Worn by established figures like Blake Lively, Penelope Cruz, Kate Moss, Mindy Kaling and more, it may come as a surprise that the fine jewelry designer Ara Vartanian began his career in design later in life. Vartanian pursued an education in economics and thereafter built his financial career on Wall Street.
Ultimately, Vartanian decided to pivot in order to find fulfillment in a creative career of fine jewelry design. We caught up with Vartanian at the Couture Show at Wynn Las Vegas to discuss his background, what motivates him and his creative career success.
Q: How is it that you got into jewelry design?
A: After working in the financial industry, I went back to Brazil to join the family in jewelry making. My father was a stone dealer and my mother was a jewelry designer. I grew up in this business.
Q: Can you discuss the most difficult point in your artistic journey and how you overcame it?
A: Most difficult was the beginning, having self confidence. Coming from the financial industry [and] not having gone to design school. My [measure for success came from] my clients [which were initially] my friends and family.
Q: What were some of your most challenging pieces to create?

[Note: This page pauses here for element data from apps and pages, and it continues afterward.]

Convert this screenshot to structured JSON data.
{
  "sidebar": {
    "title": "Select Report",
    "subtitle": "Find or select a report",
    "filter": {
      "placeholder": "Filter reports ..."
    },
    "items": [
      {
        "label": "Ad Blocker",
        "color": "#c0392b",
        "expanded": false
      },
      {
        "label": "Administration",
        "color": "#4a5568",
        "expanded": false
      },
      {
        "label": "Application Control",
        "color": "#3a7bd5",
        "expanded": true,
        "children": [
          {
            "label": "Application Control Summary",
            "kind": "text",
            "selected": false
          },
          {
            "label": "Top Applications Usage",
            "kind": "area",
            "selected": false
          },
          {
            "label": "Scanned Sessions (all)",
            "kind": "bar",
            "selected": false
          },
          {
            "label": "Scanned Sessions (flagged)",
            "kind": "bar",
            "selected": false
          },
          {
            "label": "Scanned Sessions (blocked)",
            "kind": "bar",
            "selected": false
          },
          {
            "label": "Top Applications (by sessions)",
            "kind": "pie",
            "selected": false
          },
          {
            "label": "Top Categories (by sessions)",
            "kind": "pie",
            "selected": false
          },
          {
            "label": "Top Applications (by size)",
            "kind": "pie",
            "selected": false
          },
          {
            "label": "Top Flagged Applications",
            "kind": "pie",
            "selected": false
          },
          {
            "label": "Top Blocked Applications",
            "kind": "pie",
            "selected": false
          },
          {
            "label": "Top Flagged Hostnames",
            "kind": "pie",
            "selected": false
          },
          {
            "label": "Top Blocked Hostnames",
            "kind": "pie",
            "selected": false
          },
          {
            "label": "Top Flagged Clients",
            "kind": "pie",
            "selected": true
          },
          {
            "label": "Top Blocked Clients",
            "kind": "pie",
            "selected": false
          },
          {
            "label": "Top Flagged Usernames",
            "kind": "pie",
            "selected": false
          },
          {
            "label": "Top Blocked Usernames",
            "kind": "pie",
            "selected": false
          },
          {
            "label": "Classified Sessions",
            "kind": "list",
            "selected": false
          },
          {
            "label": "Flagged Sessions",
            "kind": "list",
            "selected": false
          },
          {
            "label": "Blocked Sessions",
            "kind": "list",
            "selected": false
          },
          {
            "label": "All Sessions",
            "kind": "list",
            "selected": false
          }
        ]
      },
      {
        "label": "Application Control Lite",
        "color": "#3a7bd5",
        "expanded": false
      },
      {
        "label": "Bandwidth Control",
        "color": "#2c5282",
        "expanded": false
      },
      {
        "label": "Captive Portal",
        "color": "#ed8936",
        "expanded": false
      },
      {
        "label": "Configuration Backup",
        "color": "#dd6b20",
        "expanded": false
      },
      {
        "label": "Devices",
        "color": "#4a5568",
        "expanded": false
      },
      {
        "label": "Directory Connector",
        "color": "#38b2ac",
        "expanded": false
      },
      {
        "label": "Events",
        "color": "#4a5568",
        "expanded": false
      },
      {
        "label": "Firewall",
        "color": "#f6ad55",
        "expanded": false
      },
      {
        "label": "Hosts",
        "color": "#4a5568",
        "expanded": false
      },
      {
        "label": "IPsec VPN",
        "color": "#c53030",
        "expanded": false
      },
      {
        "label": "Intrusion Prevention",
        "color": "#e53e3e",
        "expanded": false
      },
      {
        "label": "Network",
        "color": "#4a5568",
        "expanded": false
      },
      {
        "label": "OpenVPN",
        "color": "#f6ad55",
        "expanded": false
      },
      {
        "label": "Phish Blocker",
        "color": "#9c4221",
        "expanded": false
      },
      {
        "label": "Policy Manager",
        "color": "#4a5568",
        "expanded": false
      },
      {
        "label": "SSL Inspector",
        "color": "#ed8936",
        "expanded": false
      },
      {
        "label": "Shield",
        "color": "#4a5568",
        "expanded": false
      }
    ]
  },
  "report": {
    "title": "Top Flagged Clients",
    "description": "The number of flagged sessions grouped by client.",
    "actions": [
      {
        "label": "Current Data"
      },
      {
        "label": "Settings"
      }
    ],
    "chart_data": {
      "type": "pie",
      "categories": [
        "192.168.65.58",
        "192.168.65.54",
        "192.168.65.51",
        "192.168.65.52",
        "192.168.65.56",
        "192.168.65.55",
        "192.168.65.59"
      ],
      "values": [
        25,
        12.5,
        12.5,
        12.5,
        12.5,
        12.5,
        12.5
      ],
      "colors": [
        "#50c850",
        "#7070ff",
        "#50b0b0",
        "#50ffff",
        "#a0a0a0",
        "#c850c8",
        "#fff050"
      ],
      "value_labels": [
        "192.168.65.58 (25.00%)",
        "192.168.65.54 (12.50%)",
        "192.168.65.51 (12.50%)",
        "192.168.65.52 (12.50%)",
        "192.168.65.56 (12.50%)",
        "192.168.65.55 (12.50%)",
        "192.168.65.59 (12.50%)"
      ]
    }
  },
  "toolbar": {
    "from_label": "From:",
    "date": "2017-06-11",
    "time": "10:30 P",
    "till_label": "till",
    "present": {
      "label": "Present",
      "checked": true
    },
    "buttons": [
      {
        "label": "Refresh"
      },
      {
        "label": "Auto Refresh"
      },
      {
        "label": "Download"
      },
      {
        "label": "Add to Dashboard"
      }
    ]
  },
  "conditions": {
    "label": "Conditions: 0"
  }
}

A: In the early 2000’s I was creating pieces with very large stones, very large cuts. When doing gold with large stones the challenge was for it to be comfortable.
Q: How did you foster your individual design style to set your pieces apart from others?
A: The way my mother designs, she looks at a lot of references [from] classic and vintage jewelry. When breaking the rhythm of how my mother designed, she was very successful in her space, and breaking that pattern was challenging. When I saw the market had an acceptance [of my designs], I slowly gained confidence.
The light [at the end of the tunnel] quickly started to shine more and more….My way is the stone first then design around it. The way I design, I totally design for myself, which could be [a double-edged sword] because you design and then wait for the market to see if there is acceptance or not.
I always try to challenge myself with large stones. I create a double finger ring for a larger stone, it is a challenge because it may not be what the market is looking for but it is something I am proposing. As long as I’m doing what I love I am happy with that.
Q: You have a very impressive clientele base of high profile figures like Madonna, Blake Lively, Alicia Keys and others of the like. Can you recall the first time an individual of such stature showed interest in your designs?
A: One of my first clients was actually Celine Dion back in 2002 when I was entering my first point of sale. I had a [retailer] meeting and I left my pieces there overnight. They called me and asked for my pieces for three more days because Celine Dion wanted to see the pieces. She kept five to six pieces.
Q: Can you explain the inverted diamond?
A: When my father was a stone dealer I was always very involved in diamonds and precious stones as I was working as a wholesaler. I remember once when I was working with a stone, I thought it was unfair [to only traditionally position it upright].
The [table, crown and girdle of the] stone [create] the lower center of gravity so it is close to the body. With the tip up, this creates a sense of dangerousness because that tip is sharp and one of the hardest stones [is a] diamond.
It can cut. It can hurt so turning it upside down creates such a different message. I was always intrigued by it so I started creating it very early on. There is also the opportunity to be beautiful in a different way.
Q: The Conscious Mining Program is something you are very passionate about. How does the program prioritize the local Brazilian economy and social issues in the region your materials are sourced from?
A: When brands like mine and many others are asking questions—where the stones come from—we teach consumers to ask questions and for the buyers to ask for providence and to go see with their own eyes if they can. This can create a cleaner and more responsible industry.
The independent jewelers can make the difference. If we independents unite to ask the questions, that is the force to drive the industry to change. We don’t have shareholders.
It is my company. I can ask for myself without reporting to shareholders. We have brands like Fernando Jorge and [others who have] also joined. This is why I say the future is brilliant.
Photography by: Courtesy of Ara Vartanian